Looking back on that now she suggests it was written mostly out of accumulated frustration. “Partly just that sense: look, I’m many things in addition to being black.”
Does it feel that things have changed since then?
“Well I guess, but slowly. It will be a significant change when we see black women in roles more often not just because they are black. I wouldn’t put a time frame on that. Here we are with a screen adaptation of a story written 45 years ago, and in important aspects not much has changed. I am trying to remain optimistic that I will witness it in my lifetime.”
The story at the heart of this film reflects the continuing tragedy of young black men incarcerated through deliberative miscarriages of justice.
“So often with systemic racism, you have these stereotypes,” King says. “People hear someone has been wrongfully arrested and they still think he must have been looking for it, or he wasn’t educated, or he’s from a problem family. This young man in the film comes from love, as many men in this position do.”
When she made Seven Seconds, King spoke of the way she channelled fears she had felt for her own teenage son. I ask if those fears have been emphasised with the current political moment.
“I never thought that someone like Donald Trump could become president,” she says. “But while the country feels very divided right now I also think there are a lot of Americans who have come together, who might not have come together otherwise. You know, you have to try to find the beauty in the room.” Opposition helps to concentrate creativity, she suggests. “But it’s one thing talking around your own kitchen table. Real change won’t happen until you get into conversations around other tables.”
She hopes she can use the platform she has to amplify those conversations. In her Golden Globes acceptance speech she addressed that other inequality – of women behind the camera – and pledged to try to work only on projects with a 50/50 gender split.
“It is still the fact that every time a woman is behind the camera she has so much more to lose than a male director,” King says. “If she makes a mistake, you still hear ‘Oh yeah, we hired a woman before and it didn’t work out’.”
She hopes she can begin to redress that balance. She is currently developing a film, a comedy with her sister, that she plans to be her feature debut as a director.
Her mother must take enormous pride, I suggest.
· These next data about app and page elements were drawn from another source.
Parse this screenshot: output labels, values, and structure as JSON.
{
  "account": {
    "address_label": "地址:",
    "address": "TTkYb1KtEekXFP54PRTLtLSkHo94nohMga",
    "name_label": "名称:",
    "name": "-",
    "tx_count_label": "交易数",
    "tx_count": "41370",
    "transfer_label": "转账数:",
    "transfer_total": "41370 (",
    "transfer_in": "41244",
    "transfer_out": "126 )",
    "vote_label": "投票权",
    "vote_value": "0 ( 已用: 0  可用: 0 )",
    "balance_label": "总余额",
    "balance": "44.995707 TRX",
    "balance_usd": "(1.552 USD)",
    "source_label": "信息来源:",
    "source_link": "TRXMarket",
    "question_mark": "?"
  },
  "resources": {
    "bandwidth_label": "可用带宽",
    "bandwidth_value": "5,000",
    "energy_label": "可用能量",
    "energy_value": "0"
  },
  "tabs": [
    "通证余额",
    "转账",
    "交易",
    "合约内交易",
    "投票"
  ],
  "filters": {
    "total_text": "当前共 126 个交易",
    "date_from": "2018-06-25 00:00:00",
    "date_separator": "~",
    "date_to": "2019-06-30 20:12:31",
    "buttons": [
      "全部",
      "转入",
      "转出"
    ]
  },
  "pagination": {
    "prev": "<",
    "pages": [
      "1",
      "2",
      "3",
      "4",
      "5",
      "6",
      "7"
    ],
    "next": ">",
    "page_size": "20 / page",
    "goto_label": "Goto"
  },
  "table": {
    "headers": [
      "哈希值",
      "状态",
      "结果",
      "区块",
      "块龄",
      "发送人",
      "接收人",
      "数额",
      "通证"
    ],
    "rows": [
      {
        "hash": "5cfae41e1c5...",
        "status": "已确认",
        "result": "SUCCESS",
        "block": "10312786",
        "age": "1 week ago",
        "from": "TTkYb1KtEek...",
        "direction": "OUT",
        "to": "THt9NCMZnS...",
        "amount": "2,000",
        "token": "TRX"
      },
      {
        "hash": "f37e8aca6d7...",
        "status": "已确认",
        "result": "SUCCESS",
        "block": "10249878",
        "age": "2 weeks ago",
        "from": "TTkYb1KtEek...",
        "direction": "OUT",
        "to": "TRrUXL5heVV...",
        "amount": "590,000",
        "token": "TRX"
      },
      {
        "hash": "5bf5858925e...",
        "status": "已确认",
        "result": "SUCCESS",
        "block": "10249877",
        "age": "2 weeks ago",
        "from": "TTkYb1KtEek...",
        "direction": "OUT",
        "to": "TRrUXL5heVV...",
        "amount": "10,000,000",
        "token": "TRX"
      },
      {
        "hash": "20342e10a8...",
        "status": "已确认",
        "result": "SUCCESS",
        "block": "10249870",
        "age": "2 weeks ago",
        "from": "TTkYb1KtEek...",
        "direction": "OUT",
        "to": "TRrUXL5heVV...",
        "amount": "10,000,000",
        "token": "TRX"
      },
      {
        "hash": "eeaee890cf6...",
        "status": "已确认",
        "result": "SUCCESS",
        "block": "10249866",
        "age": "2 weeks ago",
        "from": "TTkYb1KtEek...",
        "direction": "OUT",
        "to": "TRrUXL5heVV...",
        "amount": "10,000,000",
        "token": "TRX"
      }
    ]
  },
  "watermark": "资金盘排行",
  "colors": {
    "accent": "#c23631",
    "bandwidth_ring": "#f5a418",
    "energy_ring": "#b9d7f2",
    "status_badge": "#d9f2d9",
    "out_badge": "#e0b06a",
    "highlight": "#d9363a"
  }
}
“We have some really great conversations,” she says. “The conversations between a mother and daughter become much deeper once that daughter becomes a mother, I think.” Her mother does, inevitably, also worry that she never takes any time off. But she’s not about to stop – after the awards are done, she has a starring role in a new HBO series based on Alan Moore’s Watchmen, as well as her own film project. She is in her element.
“Honestly, I was never an actress because I wanted to win awards,” she says. “Or ever looking to be the first black woman to win this or that. I just love the electricity when a performance feels special. Not every performance feels like that, but I have been lucky to have a few. You will always find energy for that.”
We talk a little about the difficulties of scheduling movies with longer format TV series, how to juggle being an actor and a director. She laughs. “It can be hard,” she says. “But to be honest, those are champagne problems.”